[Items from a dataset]

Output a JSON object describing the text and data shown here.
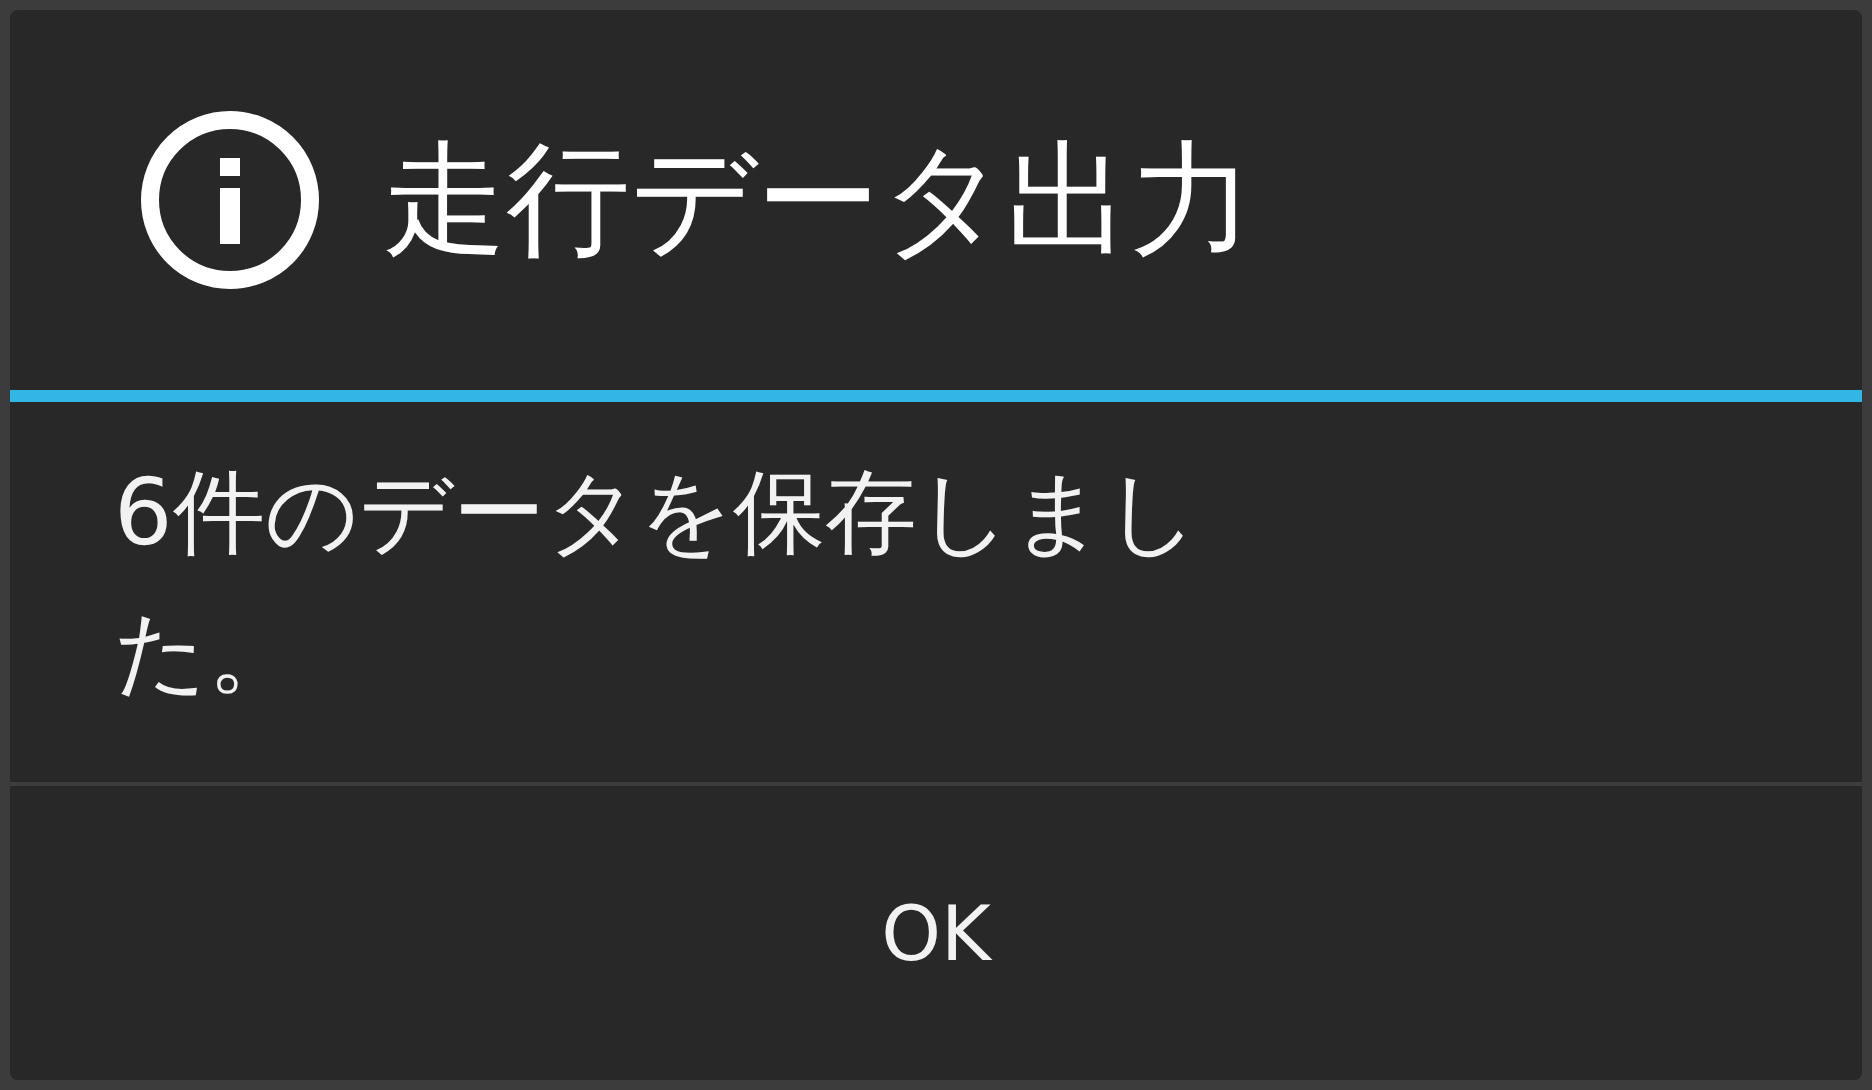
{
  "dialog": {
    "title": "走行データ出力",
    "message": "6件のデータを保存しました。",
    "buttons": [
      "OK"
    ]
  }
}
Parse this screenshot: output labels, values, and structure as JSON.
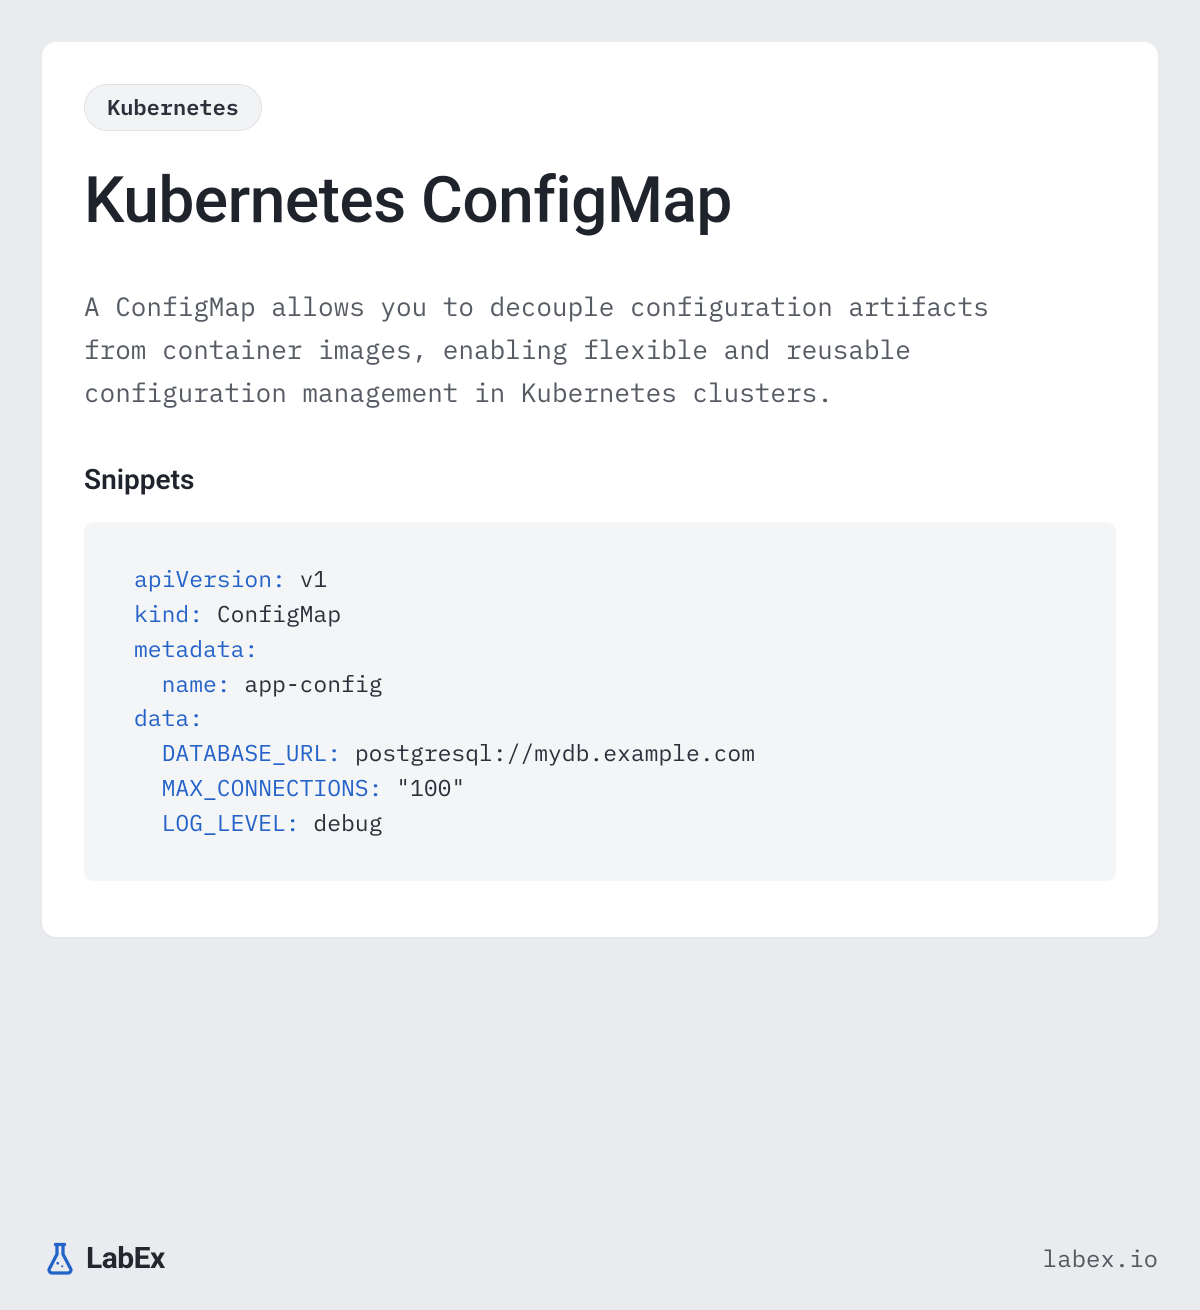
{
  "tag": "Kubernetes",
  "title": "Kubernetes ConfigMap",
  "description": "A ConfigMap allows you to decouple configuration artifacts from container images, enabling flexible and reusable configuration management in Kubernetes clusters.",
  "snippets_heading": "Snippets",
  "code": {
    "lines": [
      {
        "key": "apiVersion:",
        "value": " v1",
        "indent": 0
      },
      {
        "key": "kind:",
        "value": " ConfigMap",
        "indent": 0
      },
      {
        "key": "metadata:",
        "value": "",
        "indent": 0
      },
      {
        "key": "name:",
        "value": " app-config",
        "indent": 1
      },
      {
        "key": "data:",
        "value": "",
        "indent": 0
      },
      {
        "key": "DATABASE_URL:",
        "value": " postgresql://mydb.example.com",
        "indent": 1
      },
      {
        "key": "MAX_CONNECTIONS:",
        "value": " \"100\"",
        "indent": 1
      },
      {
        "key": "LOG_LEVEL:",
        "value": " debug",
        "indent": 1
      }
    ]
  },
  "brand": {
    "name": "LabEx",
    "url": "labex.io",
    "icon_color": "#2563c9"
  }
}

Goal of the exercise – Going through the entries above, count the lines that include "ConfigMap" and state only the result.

Task answer – 3